The E-Goddesses were smiling down, because I was given the esteemed vote of “fave speaker of the series.” My reward? I get to share my segment with the masses — for free.

An Excerpt: The Nitty-Gritty of World-Changing Writing

Kyeli: Ellie asks, “How do you share the idea you have with people who don’t already agree?”

Danielle: Don’t bother.

Kyeli: Yeah, that’s a good answer. That ties into someone else’s question. Jane says, “How do you stop holding others’ expertise or credentials in such high esteem that it prevents you from believing that you have something new and different to offer?” I feel like those questions are related.

Danielle: Yep, they are. You don’t want to work with people who don’t have the same worldview as you. It’s always a disaster. You are going to burn up a lot of energy trying to convince people to see things the way that you see them. It’s a waste of time; it’s a waste of energy that you could be pouring into your authenticity and expressing yourself, and being of service to your tribe. Letting other people’s expertise eclipse you, or scare you, put you into a place of insecurity – that’s just the deep, ongoing human exercise of believing in yourself.

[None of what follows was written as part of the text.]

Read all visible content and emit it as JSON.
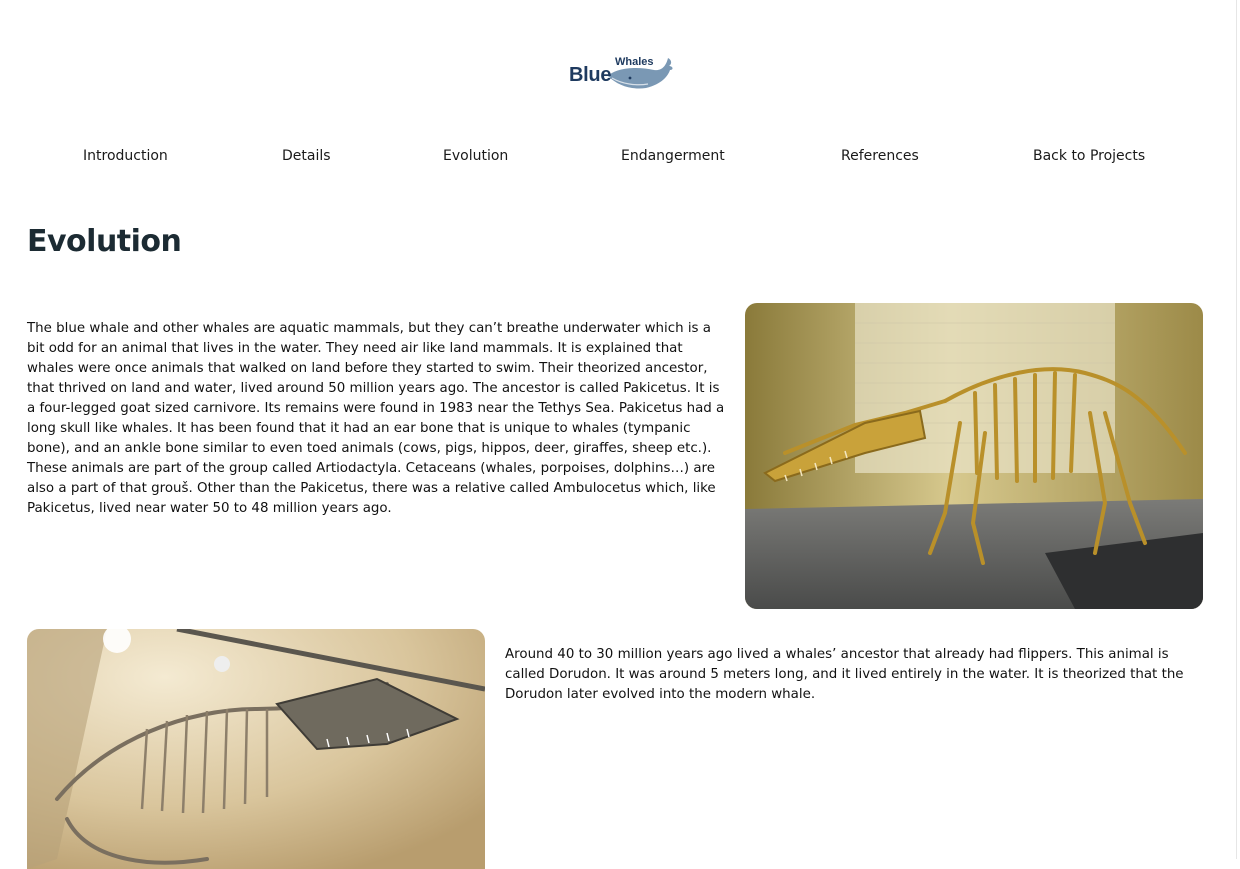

Kyeli: Right.

Danielle: I’ll use myself as an example for twenty seconds here. I was executive director of a DC-based think tank, and consulted to the Pentagon on the dynamics of social change, and I never went to college. I graduated from grade 12. The reason I tell you that is that yay, it can be done, but also, I learned to leverage my “lack of qualifications”. When you work in Washington, DC, you’re going to be asked on a daily basis where you went to university, and someone’s going to ask you some tricky question to figure out if you’re a Democrat or a Republican, and so whenever I got that question, I just said, “Nowhere.” It was impressive, at the time. They think, “Wow, you must be really smart.” I worked with a client earlier this year who was an interior designer who was making over $100,000 a year, and still thought that she needed to go back to school to get certified in interior decorating. And I said, “You know what your bio needs to say? That you’re self-taught.” You can wave the self-taught flag. And this all goes back to waving the flag of your passion. Your passion is your qualification. It’s your leading qualification.

Pace: Yeah!

Kyeli: That’s awesome.

Danielle: Next question!

Many thanks to Pace + Kyeli for their revolutionary grace + rock-solid content.